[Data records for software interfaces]
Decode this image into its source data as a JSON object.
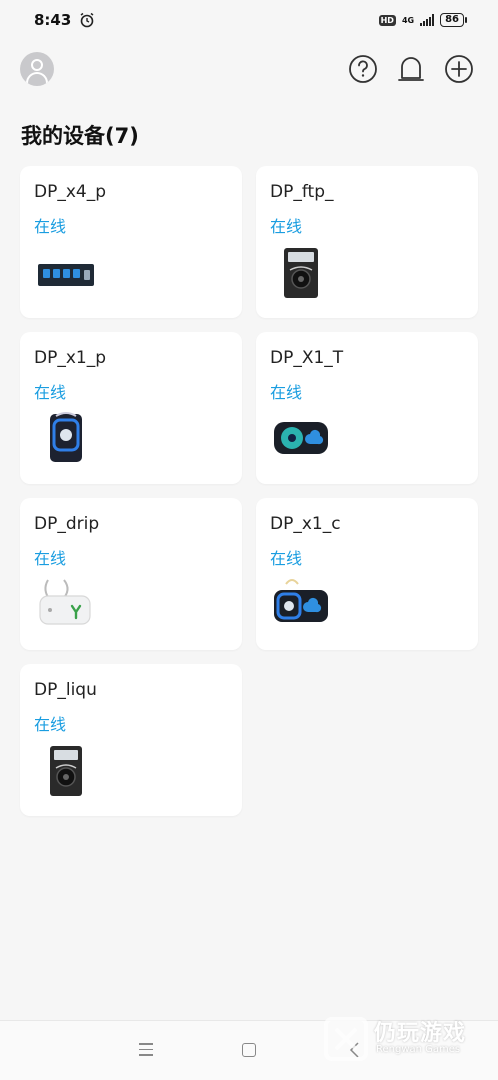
{
  "status_bar": {
    "time": "8:43",
    "hd": "HD",
    "network": "4G",
    "battery": "86"
  },
  "page": {
    "title": "我的设备(7)"
  },
  "devices": [
    {
      "name": "DP_x4_p",
      "status": "在线",
      "image": "x4-pump-image"
    },
    {
      "name": "DP_ftp_",
      "status": "在线",
      "image": "ftp-pump-image"
    },
    {
      "name": "DP_x1_p",
      "status": "在线",
      "image": "x1p-pump-image"
    },
    {
      "name": "DP_X1_T",
      "status": "在线",
      "image": "x1t-pump-image"
    },
    {
      "name": "DP_drip",
      "status": "在线",
      "image": "drip-pump-image"
    },
    {
      "name": "DP_x1_c",
      "status": "在线",
      "image": "x1c-pump-image"
    },
    {
      "name": "DP_liqu",
      "status": "在线",
      "image": "liqu-pump-image"
    }
  ],
  "watermark": {
    "title": "仍玩游戏",
    "subtitle": "Rengwan Games"
  },
  "colors": {
    "online": "#1a9de0",
    "background": "#f6f6f6",
    "card": "#ffffff"
  }
}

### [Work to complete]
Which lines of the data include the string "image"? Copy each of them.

### [Output]
Decode this image into its source data as a JSON object.
      "image": "x4-pump-image"
      "image": "ftp-pump-image"
      "image": "x1p-pump-image"
      "image": "x1t-pump-image"
      "image": "drip-pump-image"
      "image": "x1c-pump-image"
      "image": "liqu-pump-image"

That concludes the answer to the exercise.